_YOUR TASK_: Within the listing below, locate all lines containing the word "image". Copy each one.

_INFORMATION SUPPLIED_:
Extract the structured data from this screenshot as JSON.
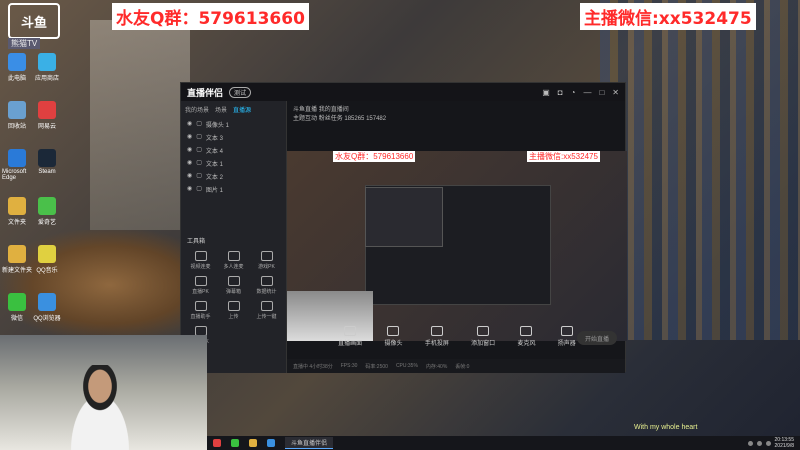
{
  "overlays": {
    "qq_group": "水友Q群：579613660",
    "wechat": "主播微信:xx532475",
    "song": "With my whole heart"
  },
  "logo": {
    "text": "斗鱼",
    "sub": "熊猫TV"
  },
  "desktop": {
    "icons": [
      {
        "label": "此电脑",
        "color": "#3a8ee6"
      },
      {
        "label": "应用商店",
        "color": "#3ab0e6"
      },
      {
        "label": "回收站",
        "color": "#6aa0d0"
      },
      {
        "label": "网易云",
        "color": "#e04040"
      },
      {
        "label": "Microsoft Edge",
        "color": "#2a7ad8"
      },
      {
        "label": "Steam",
        "color": "#1b2838"
      },
      {
        "label": "文件夹",
        "color": "#e0b040"
      },
      {
        "label": "爱奇艺",
        "color": "#4ac04a"
      },
      {
        "label": "新建文件夹",
        "color": "#e0b040"
      },
      {
        "label": "QQ音乐",
        "color": "#e0d040"
      },
      {
        "label": "微信",
        "color": "#3ac040"
      },
      {
        "label": "QQ浏览器",
        "color": "#3a90e0"
      },
      {
        "label": "Microsoft Edge",
        "color": "#2a7ad8"
      }
    ]
  },
  "app": {
    "brand": "直播伴侣",
    "pill": "测试",
    "side_tabs": [
      "我的场景",
      "场景",
      "直播源"
    ],
    "sources": [
      "摄像头 1",
      "文本 3",
      "文本 4",
      "文本 1",
      "文本 2",
      "图片 1"
    ],
    "tools_header": "工具箱",
    "tools": [
      "视频连麦",
      "多人连麦",
      "游戏PK",
      "直播PK",
      "弹幕箱",
      "数据统计",
      "直播助手",
      "上传",
      "上传一键",
      "视频PK"
    ],
    "header_title": "斗鱼直播",
    "header_sub": "我的直播间",
    "header_tags": [
      "主题互动",
      "粉丝任务",
      "185265",
      "157482"
    ],
    "preview_qq": "水友Q群：579613660",
    "preview_wechat": "主播微信:xx532475",
    "bottom_bar": [
      "直播画面",
      "摄像头",
      "手机投屏",
      "添加窗口",
      "麦克风",
      "扬声器"
    ],
    "start_label": "开始直播",
    "status": [
      "直播中 4小时38分",
      "FPS:30",
      "码率:2500",
      "CPU:35%",
      "内存:40%",
      "丢帧:0"
    ]
  },
  "taskbar": {
    "active_task": "斗鱼直播伴侣",
    "time": "20:13:55",
    "date": "2021/9/8"
  }
}
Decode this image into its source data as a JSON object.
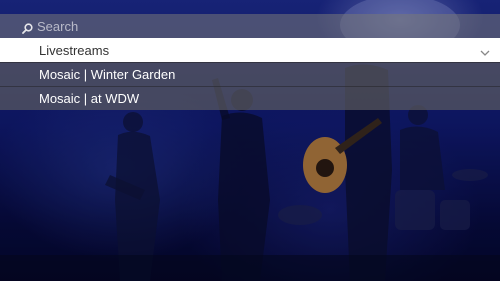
{
  "search": {
    "placeholder": "Search",
    "icon": "search-icon"
  },
  "menu": {
    "items": [
      {
        "label": "Livestreams",
        "selected": true,
        "icon": "chevron-down-icon"
      },
      {
        "label": "Mosaic | Winter Garden",
        "selected": false
      },
      {
        "label": "Mosaic | at WDW",
        "selected": false
      }
    ]
  },
  "colors": {
    "background": "#101a6c",
    "selected_row": "#ffffff",
    "row": "#5a5a5f"
  }
}
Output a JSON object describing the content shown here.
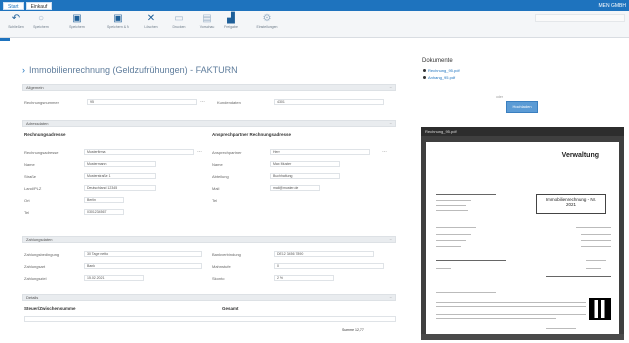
{
  "topbar": {
    "tabs": [
      "Start",
      "Einkauf"
    ],
    "right_text": "MEN GMBH"
  },
  "ribbon": {
    "buttons": [
      "Schließen",
      "Speichern",
      "Speichern",
      "Speichern & Neu",
      "Löschen",
      "Drucken",
      "Vorschau",
      "Freigabe",
      "Einstellungen"
    ]
  },
  "page": {
    "title": "Immobilienrechnung (Geldzufrühungen) - FAKTURN"
  },
  "sections": {
    "s1": "Allgemein",
    "s2": "Adressdaten",
    "s3": "Zahlungsdaten",
    "s4": "Details"
  },
  "fields": {
    "l1": "Rechnungsnummer",
    "v1": "95",
    "l2": "Kundendaten",
    "v2": "4301",
    "addr_left_head": "Rechnungsadresse",
    "addr_right_head": "Ansprechpartner Rechnungsadresse",
    "al": [
      "Rechnungsadresse",
      "Name",
      "Straße",
      "Land/PLZ",
      "Ort",
      "Tel"
    ],
    "av": [
      "Musterfirma",
      "Mustermann",
      "Musterstraße 1",
      "Deutschland 12345",
      "Berlin",
      "0301234567"
    ],
    "ar": [
      "Ansprechpartner",
      "Name",
      "Abteilung",
      "Mail",
      "Tel"
    ],
    "arv": [
      "Herr",
      "Max Muster",
      "Buchhaltung",
      "mail@muster.de",
      ""
    ],
    "pl": [
      "Zahlungsbedingung",
      "Zahlungsart",
      "Zahlungsziel"
    ],
    "pv": [
      "30 Tage netto",
      "Bank",
      "15.02.2021"
    ],
    "pr": [
      "Bankverbindung",
      "Mahnstufe",
      "Skonto"
    ],
    "prv": [
      "DE12 3456 7890",
      "0",
      "2 %"
    ],
    "d_left": "Steuer/Zwischensumme",
    "d_right": "Gesamt",
    "sum": "Summe 12,77"
  },
  "right_panel": {
    "docs_title": "Dokumente",
    "docs": [
      "Rechnung_95.pdf",
      "Anhang_95.pdf"
    ],
    "upload_label": "oder",
    "upload_button": "Hochladen"
  },
  "preview": {
    "header": "Rechnung_95.pdf",
    "brand": "Verwaltung",
    "box_line1": "Immobilienrechnung - Nr.",
    "box_line2": "2021"
  }
}
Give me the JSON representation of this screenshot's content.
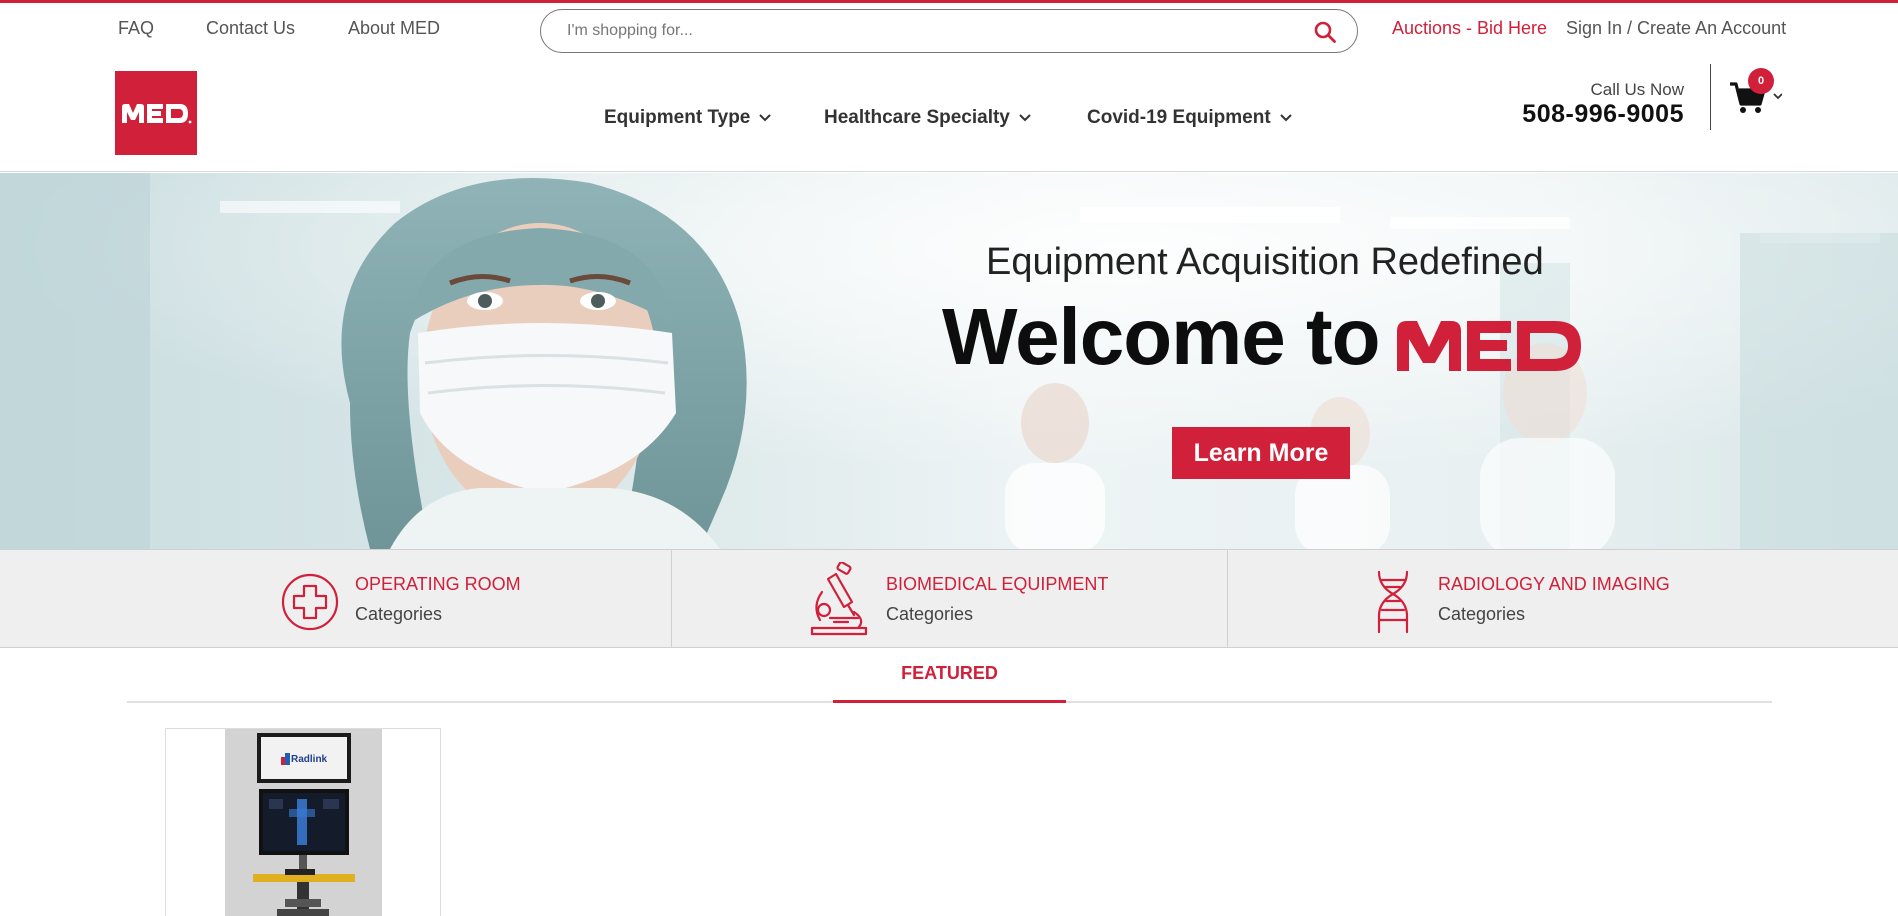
{
  "topbar": {
    "links": [
      "FAQ",
      "Contact Us",
      "About MED"
    ],
    "search_placeholder": "I'm shopping for...",
    "auctions_label": "Auctions - Bid Here",
    "signin_label": "Sign In / Create An Account"
  },
  "header": {
    "logo_text": "MED",
    "nav": [
      {
        "label": "Equipment Type"
      },
      {
        "label": "Healthcare Specialty"
      },
      {
        "label": "Covid-19 Equipment"
      }
    ],
    "call_label": "Call Us Now",
    "phone": "508-996-9005",
    "cart_count": "0"
  },
  "hero": {
    "subtitle": "Equipment Acquisition Redefined",
    "title": "Welcome to",
    "brand": "MED",
    "button_label": "Learn More"
  },
  "categories": [
    {
      "title": "OPERATING ROOM",
      "sub": "Categories",
      "icon": "medical-cross-icon"
    },
    {
      "title": "BIOMEDICAL EQUIPMENT",
      "sub": "Categories",
      "icon": "microscope-icon"
    },
    {
      "title": "RADIOLOGY AND IMAGING",
      "sub": "Categories",
      "icon": "dna-icon"
    }
  ],
  "featured": {
    "tab_label": "FEATURED",
    "product_brand": "Radlink"
  },
  "colors": {
    "accent": "#d0203a",
    "text_dark": "#111111",
    "category_bg": "#efefef"
  }
}
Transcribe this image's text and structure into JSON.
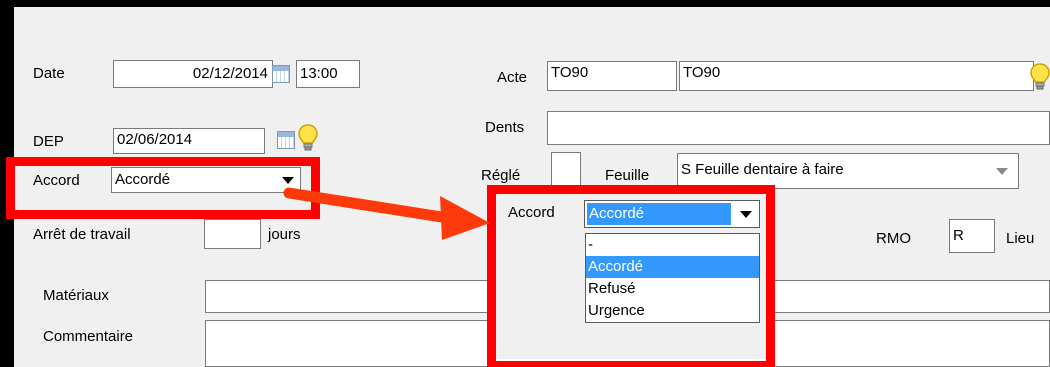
{
  "form": {
    "date": {
      "label": "Date",
      "value": "02/12/2014",
      "time": "13:00"
    },
    "dep": {
      "label": "DEP",
      "value": "02/06/2014"
    },
    "accord": {
      "label": "Accord",
      "value": "Accordé"
    },
    "arret": {
      "label": "Arrêt de travail",
      "value": "",
      "unit": "jours"
    },
    "materiaux": {
      "label": "Matériaux",
      "value": ""
    },
    "commentaire": {
      "label": "Commentaire",
      "value": ""
    },
    "acte": {
      "label": "Acte",
      "code": "TO90",
      "description": "TO90"
    },
    "dents": {
      "label": "Dents",
      "value": ""
    },
    "regle": {
      "label": "Réglé",
      "value": ""
    },
    "feuille": {
      "label": "Feuille",
      "value": "S Feuille dentaire à faire"
    },
    "rmo": {
      "label": "RMO",
      "value": "R"
    },
    "lieu": {
      "label": "Lieu"
    }
  },
  "zoom": {
    "accord_label": "Accord",
    "selected": "Accordé",
    "options": [
      "-",
      "Accordé",
      "Refusé",
      "Urgence"
    ],
    "selected_index": 1
  },
  "colors": {
    "highlight_box": "#ff0000",
    "arrow": "#ff3a0a",
    "selection": "#3399ff",
    "background": "#000000",
    "panel": "#f0f0f0"
  },
  "icons": {
    "calendar": "calendar-icon",
    "hint": "lightbulb-icon"
  }
}
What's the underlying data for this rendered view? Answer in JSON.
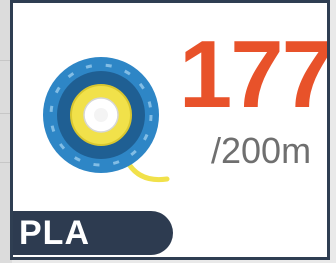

_TASK RESULT_:
Decode this image into its source data as a JSON object.
Transcribe this image's text and structure into JSON.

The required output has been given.